Air Freight capacity remains steady. Rates have been relatively stable in recent weeks, however increasing demand through September-October may result in capacity shortages and further rises in p.kg rates.
The FCL market continues to face challenges as seen in other countries. While equipment availability in Singapore poses no issue, limited vessel capacity remains a challenge. As Singapore serves as one of the major global transshipment hubs, the majority of carriers have a large rolling pool sitting at Singapore terminals. We hear reports of some containers sitting in Singapore on transshipment pending connection for up to 4-6 weeks. Recently some carriers have announced they will suspend bookings on feeder services from outlying origins heading into September in order to relieve pressure and evacuate rolled containers. Meanwhile, container free times are being reduced by carriers in the local market. Trucking companies are also short of available chassis to meet the present demand, and here too chassis free time is being reduced.
The LCL market is following a similar pattern with congestion building at CFS depots for both import and export bookings. Export LCLcontinues to experience delays on laden container departures from Singapore. Import LCL now has some isolated reports of 14-21 days' delay onc ontainer unpack/unstuffing due to warehouse congestion. Some local market coloaders have also temporarily suspended acceptance of import LCL bookings due to severe congestion at their LCL CFS.
Our ware housing capacilities continue to expand - our Subang Jaya facility is now equipped with a GDPMD license, and the second phase of our extensive racking installation is complete. We have recently assisted customers with cross-docking solutions - contact our team tosee how we can assist you.
There are ongoing vessel delays into Indonesia with further blank sailings projected for September. Customers should be aware of potential capacity issues in future.
The majority of the country's provinces remain under lockdown, particularly in the South. Ho Chi Minh City, Dong Nai and Binh Duong are scheduled to remain in lockdown with a18:00-06:00 curfew until September 15. Factories are subsequently operating at a reduced capacity. In terms of Air Freight, while Hanoi Airport is operating as normal, Ho Chi Minh City Airport has implemented a 07:00-17:00 working schedule. Sea Freight also reports port omissions to avoid worsening the low-staffed port and warehousing situation.
The freight industry is still feeling the impact of lockdown. Staff numbers are reduced as personnel enter periods of quarantine to help reduce the number of Covid-19 infections. However, airport operations are diminished and further regulations have been introduced, including the requirement for drivers and unloading teams to be vaccinated. The nationwide push for vaccinations continues which is hoped to assist the return to normal operations.

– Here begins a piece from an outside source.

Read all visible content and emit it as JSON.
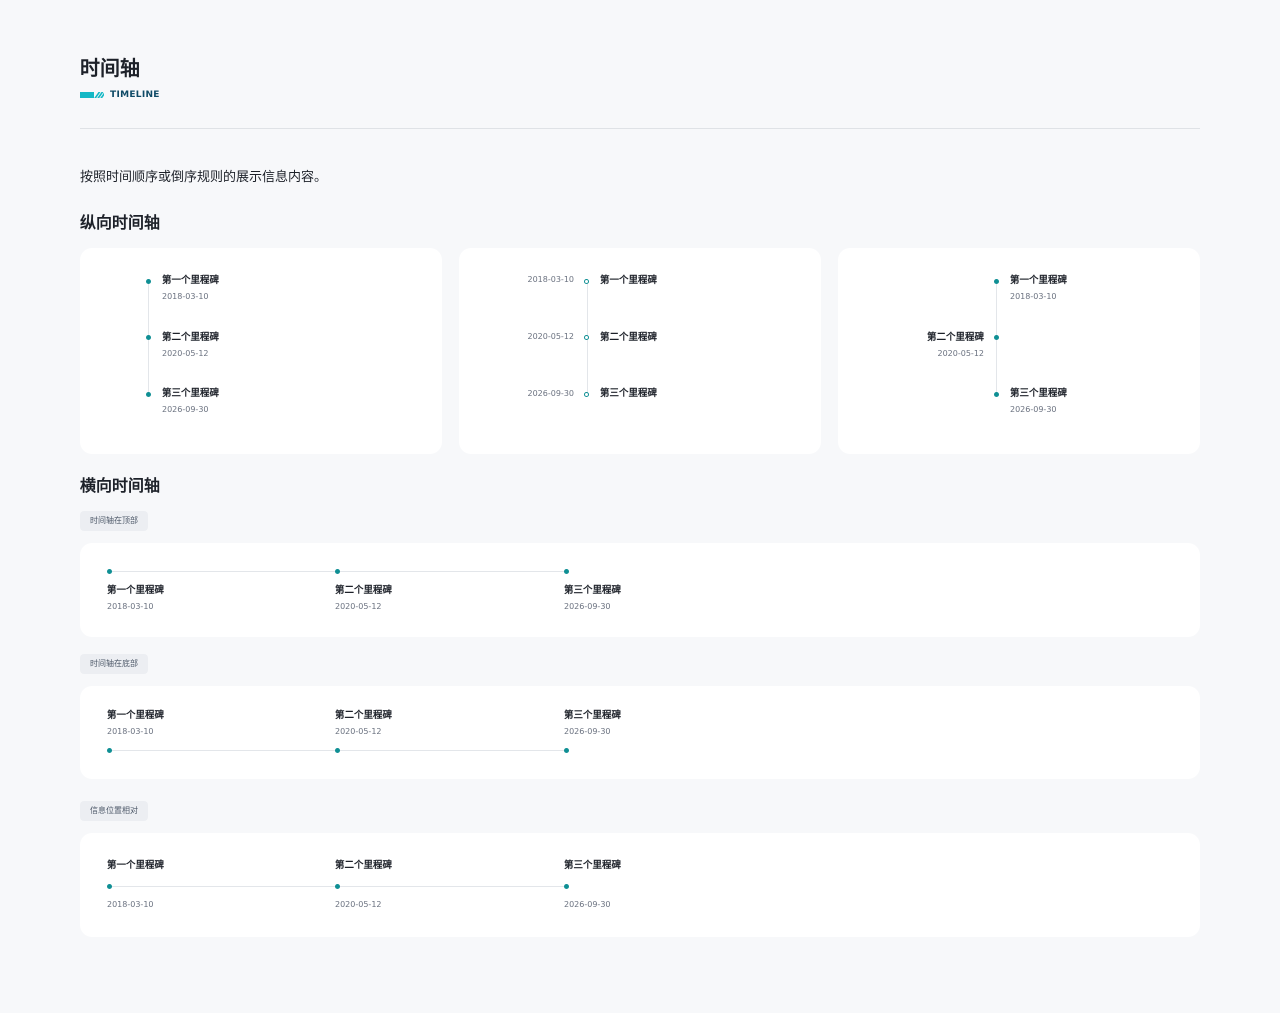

Provided customers offer an advanced forecast and have the relevant confirmation from their local Röhlig office, FCL boxes are being loaded on schedule. All ports remain operational with no current major impact on vessel movements.
Air Freight operations remain stable. In terms of space, ex-India is available, but rates are yet to fully recover and are unlikely to do so until passenger flights are once again allowed to operate at full capacity.
DISCLAIMER - All information is provided in good faith for guidance and reference purposes only. It is of a general informational nature, and Röhlig Logistics GmbH & Co. KG takes no legal responsibility for the accuracy of the information provided via this document. Röhlig Logistics GmbH & Co. KG makes no representation as to the accuracy or completeness of any of the information contained herein and accepts no liability for any loss arising from the use of the information provided.